That work, just barely glimpsed above, in it's original installation in the artist's renting garage, is The Throne of the Third Heaven of the Nation's Millennium General Assembly by James Hampton.
By all accounts, Hampton was an unassuming man, a WWII era veteran, who returned stateside to work as a janitor in Federal buildings in D.C. . A lifelong bachelor, from a religious southern black family, descriptions of him by contemporaries sound like descriptions of recently apprehended serial killers. "Quiet," "Nice," these are the words that neighbors and coworkers would use to describe him. But secretly he was someone else. Yet instead of being the diabolical fiend, we might conjure up with images of such a loner... he was something else indeed...
Mr. Hampton created this installation, driven by what he perceived to be mystical visions, crafted out of detritus of modern life he gathered as a janitor. Much of the gilding and silver-plating you think you see on the surface of this work is in fact the foil inner wrapping of cigarette packs...
The Throne has for sometime rightly been on display at the Smithsonian. I first came across it in a book on contemporary African-American art. Many commentators regard it as Outsider art, citing Hampton's lack of involvement with the Art community overtly, and implicity referencing his mystical visions and religious motivation. Personally, I think all these attempts at categorization are limiting and ghetto-izing.

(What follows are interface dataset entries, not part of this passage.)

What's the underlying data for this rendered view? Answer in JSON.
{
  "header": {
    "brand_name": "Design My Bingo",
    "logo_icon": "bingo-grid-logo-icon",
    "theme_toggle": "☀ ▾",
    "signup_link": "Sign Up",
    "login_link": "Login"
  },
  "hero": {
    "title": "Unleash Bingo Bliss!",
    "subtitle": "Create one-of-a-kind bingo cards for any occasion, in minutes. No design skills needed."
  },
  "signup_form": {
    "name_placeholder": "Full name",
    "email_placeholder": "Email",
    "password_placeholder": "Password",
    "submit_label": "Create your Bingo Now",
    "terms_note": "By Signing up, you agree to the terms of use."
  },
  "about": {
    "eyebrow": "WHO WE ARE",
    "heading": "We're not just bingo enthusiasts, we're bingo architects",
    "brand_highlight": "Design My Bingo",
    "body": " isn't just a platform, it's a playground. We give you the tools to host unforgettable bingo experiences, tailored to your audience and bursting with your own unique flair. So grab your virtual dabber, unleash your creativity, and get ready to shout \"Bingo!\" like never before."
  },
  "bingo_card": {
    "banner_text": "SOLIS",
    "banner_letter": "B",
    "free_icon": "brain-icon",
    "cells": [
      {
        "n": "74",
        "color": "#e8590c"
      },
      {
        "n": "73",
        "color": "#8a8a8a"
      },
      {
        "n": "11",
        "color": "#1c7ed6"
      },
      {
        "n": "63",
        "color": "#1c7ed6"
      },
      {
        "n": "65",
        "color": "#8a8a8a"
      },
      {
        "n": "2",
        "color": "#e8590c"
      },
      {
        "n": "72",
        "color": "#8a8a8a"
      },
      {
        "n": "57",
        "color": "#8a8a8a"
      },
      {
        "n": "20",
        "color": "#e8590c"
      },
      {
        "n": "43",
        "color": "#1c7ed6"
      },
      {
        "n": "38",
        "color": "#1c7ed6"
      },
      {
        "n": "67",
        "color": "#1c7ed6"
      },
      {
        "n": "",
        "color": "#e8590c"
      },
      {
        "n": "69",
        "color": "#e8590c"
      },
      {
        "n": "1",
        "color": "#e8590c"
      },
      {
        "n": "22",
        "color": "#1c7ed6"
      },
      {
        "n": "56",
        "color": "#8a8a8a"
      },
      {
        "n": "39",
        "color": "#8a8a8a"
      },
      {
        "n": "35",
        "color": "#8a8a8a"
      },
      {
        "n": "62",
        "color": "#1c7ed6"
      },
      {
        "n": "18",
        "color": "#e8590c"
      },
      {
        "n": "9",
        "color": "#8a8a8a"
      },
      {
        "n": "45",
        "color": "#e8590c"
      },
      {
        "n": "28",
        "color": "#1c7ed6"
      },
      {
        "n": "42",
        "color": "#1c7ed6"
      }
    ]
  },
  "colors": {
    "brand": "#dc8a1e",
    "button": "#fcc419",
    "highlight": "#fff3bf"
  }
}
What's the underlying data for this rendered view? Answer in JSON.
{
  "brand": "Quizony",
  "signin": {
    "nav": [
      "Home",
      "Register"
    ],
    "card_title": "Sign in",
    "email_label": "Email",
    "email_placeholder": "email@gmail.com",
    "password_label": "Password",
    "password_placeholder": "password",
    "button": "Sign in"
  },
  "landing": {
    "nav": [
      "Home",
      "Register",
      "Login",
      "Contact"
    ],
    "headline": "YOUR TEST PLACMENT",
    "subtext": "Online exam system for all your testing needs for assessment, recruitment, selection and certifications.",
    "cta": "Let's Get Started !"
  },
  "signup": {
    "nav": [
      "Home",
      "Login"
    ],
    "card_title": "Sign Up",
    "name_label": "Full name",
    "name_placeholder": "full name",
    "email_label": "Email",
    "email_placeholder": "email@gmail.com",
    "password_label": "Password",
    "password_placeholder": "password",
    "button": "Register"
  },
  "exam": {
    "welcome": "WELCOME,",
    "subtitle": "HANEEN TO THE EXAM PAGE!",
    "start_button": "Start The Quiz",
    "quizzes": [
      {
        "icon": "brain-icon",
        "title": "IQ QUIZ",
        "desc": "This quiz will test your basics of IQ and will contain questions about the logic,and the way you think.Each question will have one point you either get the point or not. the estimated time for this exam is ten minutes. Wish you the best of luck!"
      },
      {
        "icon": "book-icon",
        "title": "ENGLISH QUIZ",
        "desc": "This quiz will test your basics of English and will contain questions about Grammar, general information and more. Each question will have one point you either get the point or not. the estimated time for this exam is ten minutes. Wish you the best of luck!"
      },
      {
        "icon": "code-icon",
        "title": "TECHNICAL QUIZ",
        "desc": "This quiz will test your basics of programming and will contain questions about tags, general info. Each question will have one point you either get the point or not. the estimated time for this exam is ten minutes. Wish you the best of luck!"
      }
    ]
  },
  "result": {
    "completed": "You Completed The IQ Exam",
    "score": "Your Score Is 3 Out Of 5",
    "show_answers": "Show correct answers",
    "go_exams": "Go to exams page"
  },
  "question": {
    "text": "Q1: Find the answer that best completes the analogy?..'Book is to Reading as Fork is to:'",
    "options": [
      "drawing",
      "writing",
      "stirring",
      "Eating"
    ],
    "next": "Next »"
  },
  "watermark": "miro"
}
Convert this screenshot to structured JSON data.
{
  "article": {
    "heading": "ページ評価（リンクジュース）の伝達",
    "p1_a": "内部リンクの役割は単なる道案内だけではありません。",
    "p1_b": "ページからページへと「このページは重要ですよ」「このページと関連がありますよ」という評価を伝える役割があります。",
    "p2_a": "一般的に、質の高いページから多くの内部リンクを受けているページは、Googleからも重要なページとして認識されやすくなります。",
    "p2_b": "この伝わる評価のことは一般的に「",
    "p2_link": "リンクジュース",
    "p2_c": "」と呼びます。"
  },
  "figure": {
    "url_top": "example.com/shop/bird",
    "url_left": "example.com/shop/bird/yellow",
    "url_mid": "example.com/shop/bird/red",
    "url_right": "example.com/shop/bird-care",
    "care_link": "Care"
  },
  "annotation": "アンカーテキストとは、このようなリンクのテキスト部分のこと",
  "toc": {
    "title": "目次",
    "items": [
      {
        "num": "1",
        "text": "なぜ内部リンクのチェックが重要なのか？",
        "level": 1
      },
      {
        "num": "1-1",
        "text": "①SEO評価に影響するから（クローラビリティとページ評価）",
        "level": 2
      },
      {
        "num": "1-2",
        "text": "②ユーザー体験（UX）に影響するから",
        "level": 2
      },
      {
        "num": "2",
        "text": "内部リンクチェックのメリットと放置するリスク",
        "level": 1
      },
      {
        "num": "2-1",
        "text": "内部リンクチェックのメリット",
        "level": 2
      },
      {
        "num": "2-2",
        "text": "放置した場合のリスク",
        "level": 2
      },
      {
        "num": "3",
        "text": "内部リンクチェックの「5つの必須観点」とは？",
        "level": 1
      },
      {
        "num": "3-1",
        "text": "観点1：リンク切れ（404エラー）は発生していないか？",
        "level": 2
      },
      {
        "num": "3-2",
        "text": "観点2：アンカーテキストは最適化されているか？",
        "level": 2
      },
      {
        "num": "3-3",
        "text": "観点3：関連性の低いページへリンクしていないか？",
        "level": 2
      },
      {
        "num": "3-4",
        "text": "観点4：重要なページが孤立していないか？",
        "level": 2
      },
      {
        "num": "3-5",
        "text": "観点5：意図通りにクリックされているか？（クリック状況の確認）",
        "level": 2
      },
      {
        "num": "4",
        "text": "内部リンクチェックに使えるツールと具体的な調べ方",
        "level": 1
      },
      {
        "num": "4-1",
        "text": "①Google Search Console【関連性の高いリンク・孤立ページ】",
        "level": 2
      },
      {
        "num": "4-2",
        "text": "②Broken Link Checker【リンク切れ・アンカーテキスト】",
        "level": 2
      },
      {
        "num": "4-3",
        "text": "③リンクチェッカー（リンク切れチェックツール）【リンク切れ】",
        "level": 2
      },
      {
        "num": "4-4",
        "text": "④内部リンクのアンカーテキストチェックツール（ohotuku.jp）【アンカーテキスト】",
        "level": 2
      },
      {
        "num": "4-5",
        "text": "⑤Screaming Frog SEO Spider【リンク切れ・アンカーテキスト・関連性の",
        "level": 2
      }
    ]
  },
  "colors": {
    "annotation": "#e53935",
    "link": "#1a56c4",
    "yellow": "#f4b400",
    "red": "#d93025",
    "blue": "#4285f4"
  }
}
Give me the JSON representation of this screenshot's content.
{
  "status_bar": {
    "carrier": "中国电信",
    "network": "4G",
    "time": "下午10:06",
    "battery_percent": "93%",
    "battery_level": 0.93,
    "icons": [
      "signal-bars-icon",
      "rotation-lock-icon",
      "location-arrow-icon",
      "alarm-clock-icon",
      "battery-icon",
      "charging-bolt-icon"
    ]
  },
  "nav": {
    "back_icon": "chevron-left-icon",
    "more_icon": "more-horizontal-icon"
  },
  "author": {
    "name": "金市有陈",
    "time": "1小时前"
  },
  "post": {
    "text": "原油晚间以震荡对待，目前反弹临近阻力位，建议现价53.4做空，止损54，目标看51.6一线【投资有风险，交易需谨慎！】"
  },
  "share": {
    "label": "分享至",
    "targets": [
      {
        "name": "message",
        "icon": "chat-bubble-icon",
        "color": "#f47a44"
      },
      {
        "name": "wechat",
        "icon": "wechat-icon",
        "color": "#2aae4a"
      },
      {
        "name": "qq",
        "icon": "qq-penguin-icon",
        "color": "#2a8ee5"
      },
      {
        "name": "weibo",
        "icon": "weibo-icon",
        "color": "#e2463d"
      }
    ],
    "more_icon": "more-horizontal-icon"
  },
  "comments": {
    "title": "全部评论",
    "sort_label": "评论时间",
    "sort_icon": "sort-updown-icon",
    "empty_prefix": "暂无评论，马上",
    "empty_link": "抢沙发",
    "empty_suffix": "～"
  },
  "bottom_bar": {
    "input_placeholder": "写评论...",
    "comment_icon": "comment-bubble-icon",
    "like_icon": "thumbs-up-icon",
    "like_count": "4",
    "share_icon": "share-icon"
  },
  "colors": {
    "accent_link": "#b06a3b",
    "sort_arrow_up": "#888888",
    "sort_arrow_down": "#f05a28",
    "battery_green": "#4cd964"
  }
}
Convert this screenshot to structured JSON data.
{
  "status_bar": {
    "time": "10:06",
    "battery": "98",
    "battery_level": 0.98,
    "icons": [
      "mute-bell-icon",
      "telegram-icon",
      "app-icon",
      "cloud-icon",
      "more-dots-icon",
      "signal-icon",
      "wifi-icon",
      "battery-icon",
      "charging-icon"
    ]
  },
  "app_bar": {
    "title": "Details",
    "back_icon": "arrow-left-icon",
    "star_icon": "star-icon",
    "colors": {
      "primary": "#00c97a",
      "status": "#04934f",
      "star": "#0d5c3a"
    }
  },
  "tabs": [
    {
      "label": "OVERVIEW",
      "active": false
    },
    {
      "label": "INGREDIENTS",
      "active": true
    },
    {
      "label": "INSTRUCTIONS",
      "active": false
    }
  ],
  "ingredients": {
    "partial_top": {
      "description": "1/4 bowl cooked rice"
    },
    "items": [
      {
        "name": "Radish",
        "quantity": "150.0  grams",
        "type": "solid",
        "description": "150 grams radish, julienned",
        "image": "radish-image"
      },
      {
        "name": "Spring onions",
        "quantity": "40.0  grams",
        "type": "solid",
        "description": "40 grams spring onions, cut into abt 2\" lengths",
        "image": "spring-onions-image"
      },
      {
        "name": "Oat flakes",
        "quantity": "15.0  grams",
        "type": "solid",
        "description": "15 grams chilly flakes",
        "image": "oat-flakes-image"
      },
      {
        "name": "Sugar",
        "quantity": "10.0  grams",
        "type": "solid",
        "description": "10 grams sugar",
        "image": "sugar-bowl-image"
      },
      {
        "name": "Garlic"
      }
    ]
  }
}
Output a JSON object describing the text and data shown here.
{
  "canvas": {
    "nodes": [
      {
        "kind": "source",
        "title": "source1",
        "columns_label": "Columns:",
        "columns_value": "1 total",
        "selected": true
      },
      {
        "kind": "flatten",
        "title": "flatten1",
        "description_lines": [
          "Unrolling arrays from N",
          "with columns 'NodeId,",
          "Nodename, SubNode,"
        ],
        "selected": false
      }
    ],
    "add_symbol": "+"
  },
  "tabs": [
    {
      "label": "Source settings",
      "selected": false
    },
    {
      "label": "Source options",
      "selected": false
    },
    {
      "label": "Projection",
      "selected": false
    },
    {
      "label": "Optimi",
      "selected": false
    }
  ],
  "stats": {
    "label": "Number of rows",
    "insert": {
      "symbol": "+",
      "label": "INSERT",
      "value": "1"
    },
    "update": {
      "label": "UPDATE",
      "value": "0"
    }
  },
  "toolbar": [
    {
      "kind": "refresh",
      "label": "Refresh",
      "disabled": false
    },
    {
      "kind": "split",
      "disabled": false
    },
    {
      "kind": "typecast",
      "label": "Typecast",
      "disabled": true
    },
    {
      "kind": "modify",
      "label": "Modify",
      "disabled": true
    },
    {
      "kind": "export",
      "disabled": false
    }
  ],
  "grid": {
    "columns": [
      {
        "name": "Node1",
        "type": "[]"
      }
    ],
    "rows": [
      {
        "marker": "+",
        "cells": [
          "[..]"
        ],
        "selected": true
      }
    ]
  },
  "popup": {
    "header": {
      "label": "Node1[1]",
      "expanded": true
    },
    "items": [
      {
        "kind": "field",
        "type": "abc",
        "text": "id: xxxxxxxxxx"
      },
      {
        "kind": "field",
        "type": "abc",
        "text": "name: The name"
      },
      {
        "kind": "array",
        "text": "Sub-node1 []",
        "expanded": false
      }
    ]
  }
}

Like Notre Dame or Ankor Watt, the Throne is a great work of art. Simply taken on it's own. The fact that this is one man's lifework, using that phrase with a specificity which is rare in this day age, is only more awe-inspiring.